Like many you woke up one day realizing that your career has hit a ceiling, or the daily hustle of corporate America has worn you down like an old pair of shoes. Many of us find reasons to start our own business, and the reasons really do vary from person to person. However now comes the hard work; Every body has a different list of priorities when they enter this segment of time. How you react here will ultimately determine how the venture will go!
Many in these critical times tend to do the easiest, most fun things to distance them selves from the difficult questions they need to ask. Some of these include taking an obscene amount of time to draw up business cards, or buying several domain names just in case. These vanity steps are less productive, and a waste of time. In the early part of the development process your time is best spent by creating a business plan for yourself and then the idea (company). Venture capitalist who are exeprts at weening out the bad idea’s from the good, do so by understanding the strength and weaknesses of both the individual pitching as the idea itself.
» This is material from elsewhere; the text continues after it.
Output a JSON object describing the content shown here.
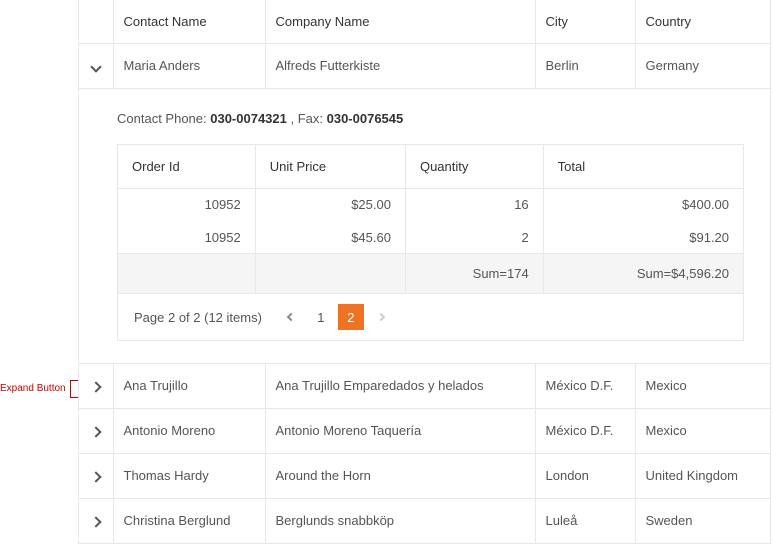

Knowing if you are built for the challenges ahead for you and the business is critical.
Once you have examined these crucial steps about yourself, you are ready to get to work.
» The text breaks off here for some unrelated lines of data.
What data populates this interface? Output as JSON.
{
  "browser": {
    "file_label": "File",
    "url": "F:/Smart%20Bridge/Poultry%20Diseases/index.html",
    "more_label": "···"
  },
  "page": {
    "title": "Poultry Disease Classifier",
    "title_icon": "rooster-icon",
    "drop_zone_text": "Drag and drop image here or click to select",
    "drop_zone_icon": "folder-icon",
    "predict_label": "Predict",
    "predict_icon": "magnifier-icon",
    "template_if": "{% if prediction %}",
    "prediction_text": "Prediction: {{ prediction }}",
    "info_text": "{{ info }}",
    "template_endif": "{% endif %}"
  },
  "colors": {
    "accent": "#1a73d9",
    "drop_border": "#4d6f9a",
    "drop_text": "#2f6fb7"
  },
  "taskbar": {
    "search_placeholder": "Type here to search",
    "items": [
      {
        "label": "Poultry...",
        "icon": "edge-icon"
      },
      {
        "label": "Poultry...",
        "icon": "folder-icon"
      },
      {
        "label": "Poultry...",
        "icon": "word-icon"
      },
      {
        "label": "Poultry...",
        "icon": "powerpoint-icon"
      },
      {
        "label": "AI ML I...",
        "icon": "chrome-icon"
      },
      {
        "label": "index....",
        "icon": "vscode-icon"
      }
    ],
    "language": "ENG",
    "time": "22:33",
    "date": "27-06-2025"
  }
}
Time – The most important analysis you can do is to calculate your investment of time. You will ultimately never get this precisely, but you can be close. Most of the modern entrepreneurs moonlight before the truly leave to go on our own. It is the only way to guarantee some stability in a highly volatile time. This is never recommended, but its a “dog eat dog” life out there and guess what your boss isn’t exactly giving you a raise every year. From my experience I did this for the first 6 months of my company, in order to build up something substantial. You must understand how much time you will need to develop the idea, build prototype (if product), and produce necessary marketing materials to begin the pitch.
Money – Understanding the financial investment is self explanatory (really), but often new entrepreneurs tend to under estimate the investment that is truly required. Do the math wrong and you can really minimize the chances of your business succeeding.
Passion – I know this is cheesy, but as the old age saying goes “do what your passionate about, and you will never work a day in your life”. As an entrepreneur twice over, I can tell you this is true without exception.
You have the time, capital (or idea of how to get it), and you are passionate about your idea. You have passed your own pop quiz, great!
Usually the things that are the biggest drag are the most important, do them first! I must admit that when I started my agency i did not come up with a business plan, I also must admit that since i have gone back and written one my business has shown measurable growth. Do this first.
The Business Plan – when it comes to the business plan most tend to make “the perfect be the enemy of the good”. Dont fall in this hole. Make sure you cover the 4 basic things
Executive Summary – although these may seem like just words about your idea, it is important to be able to be succinct about the general concept of your product or service. Think of this as your “elevator pitch”, it will one day bring you great benefit.
Features & Benefits – I have found nothing in your business plan is as critical as outlining every detail that your consumer will make you unique and profitable. This is where you make your money, you better understand it, and can describe them all in great detail.
Competitive Analysis – my suggestion is to always have others help you here. We are (as humans) incapable of judging our on ideas with zero bias. Trying is admirable, and always educational, but if this is our first business try to get as many strangers to opine. If your feelings are easily hurt, I would reconsider become an entrepreneur in the first place.
Financial Analysis – This step is also important, but less so. The reason being is that you can pay people to analyze the market for you for a fairly cheap cost if math and research is not your strong point. Although i will say that the understanding of the companies financial health and status will catch up with you one day, better it be the first day rather then the last.
Marketing Materials – now you have set a path to certain goals and expectations to achieve. Marketing is the engine that takes you there. Here is what you will need.
Logo – this one is actually important, don’t go crazy but do not forget this is literally the face of your idea, make it interesting and (most of all) clean.
Business Cards – don’t try to “over design” these. At the end of the day all you need to do is relay your contact info. remember that new cards are cheap, so don’t agonize over this. get a couple of comps from a freelance designer, and settle on the one you like best. it helps to get others opinion on this as well. Ask 20 friends, and you might validate your already preexisting feelings.
Fact Sheet or 1 Pager – This will be something that you will send to people to present your idea. Use the same designer (if possible) that made your log and cards and have them put together a clean way to describe your concept
Brochure – a visually appealing tri-fold will do the trick. In the brochure you can outline your product or service and list your rates and contact info. If you cant make them look nice, don’t waste the money on printing them (probably waste of money).
If you like this please check back soon for part II.